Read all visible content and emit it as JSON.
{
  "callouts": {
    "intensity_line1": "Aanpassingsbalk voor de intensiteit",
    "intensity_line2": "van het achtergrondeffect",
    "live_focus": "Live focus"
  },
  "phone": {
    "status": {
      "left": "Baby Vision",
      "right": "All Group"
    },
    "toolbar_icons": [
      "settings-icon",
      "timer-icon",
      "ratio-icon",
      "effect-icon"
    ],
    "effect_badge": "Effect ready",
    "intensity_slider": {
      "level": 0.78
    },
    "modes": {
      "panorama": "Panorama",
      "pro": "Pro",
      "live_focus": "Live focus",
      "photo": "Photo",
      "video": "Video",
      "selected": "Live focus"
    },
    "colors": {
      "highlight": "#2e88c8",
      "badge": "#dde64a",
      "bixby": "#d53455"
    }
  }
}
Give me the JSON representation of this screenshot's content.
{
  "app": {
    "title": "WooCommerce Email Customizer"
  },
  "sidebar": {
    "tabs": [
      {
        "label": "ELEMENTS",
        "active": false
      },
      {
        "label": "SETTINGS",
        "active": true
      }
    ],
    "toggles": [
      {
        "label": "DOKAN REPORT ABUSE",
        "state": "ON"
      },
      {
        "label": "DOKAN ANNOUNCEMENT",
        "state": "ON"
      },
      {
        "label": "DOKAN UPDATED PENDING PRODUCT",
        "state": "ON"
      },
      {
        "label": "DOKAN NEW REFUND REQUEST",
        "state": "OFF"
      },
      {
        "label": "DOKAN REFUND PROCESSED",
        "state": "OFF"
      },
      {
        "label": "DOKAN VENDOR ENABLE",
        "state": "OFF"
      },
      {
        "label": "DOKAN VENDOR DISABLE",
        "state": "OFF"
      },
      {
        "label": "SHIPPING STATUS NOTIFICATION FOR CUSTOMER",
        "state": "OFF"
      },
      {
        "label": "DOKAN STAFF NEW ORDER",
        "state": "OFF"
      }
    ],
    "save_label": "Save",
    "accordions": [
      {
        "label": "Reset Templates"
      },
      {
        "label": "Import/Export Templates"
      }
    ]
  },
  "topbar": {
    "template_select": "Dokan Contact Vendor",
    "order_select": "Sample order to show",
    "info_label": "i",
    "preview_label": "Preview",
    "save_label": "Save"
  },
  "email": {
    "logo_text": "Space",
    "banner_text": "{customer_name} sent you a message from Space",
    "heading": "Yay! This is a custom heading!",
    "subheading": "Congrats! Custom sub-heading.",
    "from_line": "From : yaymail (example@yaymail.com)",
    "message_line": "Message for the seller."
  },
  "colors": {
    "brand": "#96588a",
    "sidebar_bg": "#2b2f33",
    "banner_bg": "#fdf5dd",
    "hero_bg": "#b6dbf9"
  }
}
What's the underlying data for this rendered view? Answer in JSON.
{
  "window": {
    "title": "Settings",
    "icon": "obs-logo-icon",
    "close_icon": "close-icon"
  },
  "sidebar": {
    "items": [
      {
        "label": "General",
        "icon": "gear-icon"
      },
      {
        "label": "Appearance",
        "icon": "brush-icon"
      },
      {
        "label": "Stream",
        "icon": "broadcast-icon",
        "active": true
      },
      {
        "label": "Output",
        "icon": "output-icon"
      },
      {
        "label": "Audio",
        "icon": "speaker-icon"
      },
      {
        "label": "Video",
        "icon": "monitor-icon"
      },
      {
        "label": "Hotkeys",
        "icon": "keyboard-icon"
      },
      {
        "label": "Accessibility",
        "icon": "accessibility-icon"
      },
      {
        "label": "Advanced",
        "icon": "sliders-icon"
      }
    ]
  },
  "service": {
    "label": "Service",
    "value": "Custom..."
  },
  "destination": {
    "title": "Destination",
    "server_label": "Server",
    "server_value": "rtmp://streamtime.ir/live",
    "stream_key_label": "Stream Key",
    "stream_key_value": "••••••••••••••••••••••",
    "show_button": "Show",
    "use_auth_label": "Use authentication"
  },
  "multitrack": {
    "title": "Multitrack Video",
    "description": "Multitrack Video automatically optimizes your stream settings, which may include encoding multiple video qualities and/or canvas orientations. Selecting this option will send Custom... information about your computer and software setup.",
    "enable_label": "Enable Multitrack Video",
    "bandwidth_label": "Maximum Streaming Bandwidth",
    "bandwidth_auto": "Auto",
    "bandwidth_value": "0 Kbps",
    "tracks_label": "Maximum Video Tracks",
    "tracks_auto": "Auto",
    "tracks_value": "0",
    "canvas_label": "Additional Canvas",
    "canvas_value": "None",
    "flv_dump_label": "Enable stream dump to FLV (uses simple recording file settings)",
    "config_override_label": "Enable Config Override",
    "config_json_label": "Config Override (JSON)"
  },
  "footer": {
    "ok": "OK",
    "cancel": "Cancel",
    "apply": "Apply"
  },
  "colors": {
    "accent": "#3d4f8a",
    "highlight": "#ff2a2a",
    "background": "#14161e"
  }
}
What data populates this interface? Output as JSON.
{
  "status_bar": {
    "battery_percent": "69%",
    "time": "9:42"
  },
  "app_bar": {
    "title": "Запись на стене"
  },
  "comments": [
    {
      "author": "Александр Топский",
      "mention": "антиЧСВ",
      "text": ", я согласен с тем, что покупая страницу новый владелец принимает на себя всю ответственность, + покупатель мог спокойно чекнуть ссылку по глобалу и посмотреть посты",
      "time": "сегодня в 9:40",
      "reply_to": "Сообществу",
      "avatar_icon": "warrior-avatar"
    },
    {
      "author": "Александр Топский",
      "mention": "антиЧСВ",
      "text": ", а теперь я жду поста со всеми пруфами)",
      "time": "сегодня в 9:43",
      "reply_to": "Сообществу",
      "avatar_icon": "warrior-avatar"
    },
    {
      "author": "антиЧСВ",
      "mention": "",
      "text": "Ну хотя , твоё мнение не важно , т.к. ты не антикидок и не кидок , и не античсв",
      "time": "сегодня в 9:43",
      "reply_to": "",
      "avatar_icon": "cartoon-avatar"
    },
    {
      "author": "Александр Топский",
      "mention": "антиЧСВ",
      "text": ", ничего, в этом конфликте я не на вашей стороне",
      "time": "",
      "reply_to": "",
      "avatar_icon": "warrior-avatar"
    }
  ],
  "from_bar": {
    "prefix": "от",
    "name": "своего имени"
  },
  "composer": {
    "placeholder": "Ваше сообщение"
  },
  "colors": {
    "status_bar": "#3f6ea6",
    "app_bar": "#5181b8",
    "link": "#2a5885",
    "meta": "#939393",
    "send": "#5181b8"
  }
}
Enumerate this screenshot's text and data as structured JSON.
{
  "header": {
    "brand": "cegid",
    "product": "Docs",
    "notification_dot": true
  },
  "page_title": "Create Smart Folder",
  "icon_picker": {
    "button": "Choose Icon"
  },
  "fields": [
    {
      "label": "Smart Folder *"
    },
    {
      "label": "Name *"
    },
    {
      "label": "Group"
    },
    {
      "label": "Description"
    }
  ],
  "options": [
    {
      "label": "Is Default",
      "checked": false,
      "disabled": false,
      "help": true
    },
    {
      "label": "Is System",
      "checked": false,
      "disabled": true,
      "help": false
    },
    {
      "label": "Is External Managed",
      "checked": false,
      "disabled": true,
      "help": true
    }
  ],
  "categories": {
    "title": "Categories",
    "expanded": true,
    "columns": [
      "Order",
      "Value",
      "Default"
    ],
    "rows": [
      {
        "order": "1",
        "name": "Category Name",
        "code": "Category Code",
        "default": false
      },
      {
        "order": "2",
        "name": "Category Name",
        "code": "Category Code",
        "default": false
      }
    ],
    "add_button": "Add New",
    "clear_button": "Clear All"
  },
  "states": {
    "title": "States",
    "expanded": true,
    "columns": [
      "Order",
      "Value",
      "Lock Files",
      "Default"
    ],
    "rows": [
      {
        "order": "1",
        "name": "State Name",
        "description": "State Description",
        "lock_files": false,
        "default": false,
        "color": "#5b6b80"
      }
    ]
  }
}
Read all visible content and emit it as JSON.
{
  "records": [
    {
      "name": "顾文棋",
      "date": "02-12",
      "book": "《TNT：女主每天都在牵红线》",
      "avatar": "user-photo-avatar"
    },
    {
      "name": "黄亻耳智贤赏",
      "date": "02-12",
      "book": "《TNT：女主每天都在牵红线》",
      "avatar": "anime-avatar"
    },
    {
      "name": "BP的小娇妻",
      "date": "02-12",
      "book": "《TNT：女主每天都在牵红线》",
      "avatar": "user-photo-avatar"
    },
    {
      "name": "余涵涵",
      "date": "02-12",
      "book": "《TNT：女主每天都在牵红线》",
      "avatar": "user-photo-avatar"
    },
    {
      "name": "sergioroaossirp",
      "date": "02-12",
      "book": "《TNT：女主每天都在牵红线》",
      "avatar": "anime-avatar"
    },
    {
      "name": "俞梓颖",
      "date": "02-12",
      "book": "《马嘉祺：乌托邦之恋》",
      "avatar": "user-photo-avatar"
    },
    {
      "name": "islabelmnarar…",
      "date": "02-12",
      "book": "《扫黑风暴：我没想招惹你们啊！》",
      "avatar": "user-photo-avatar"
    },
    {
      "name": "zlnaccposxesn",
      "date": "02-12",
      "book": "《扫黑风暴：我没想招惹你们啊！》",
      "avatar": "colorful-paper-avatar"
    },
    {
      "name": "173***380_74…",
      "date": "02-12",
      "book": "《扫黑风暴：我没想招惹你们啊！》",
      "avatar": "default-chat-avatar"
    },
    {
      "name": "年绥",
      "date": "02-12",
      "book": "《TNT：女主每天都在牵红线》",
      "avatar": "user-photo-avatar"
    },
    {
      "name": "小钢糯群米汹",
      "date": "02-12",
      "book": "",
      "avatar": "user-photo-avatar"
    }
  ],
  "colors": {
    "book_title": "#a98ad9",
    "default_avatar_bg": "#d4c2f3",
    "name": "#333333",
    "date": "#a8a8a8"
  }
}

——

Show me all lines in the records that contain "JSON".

TASK ANSWER:
Read all visible content and emit it as JSON.
Give me the JSON representation of this screenshot's content.
What's the underlying data for this rendered view? Answer in JSON.
    "config_json_label": "Config Override (JSON)"
What data populates this interface? Output as JSON.
Enumerate this screenshot's text and data as structured JSON.
Read all visible content and emit it as JSON.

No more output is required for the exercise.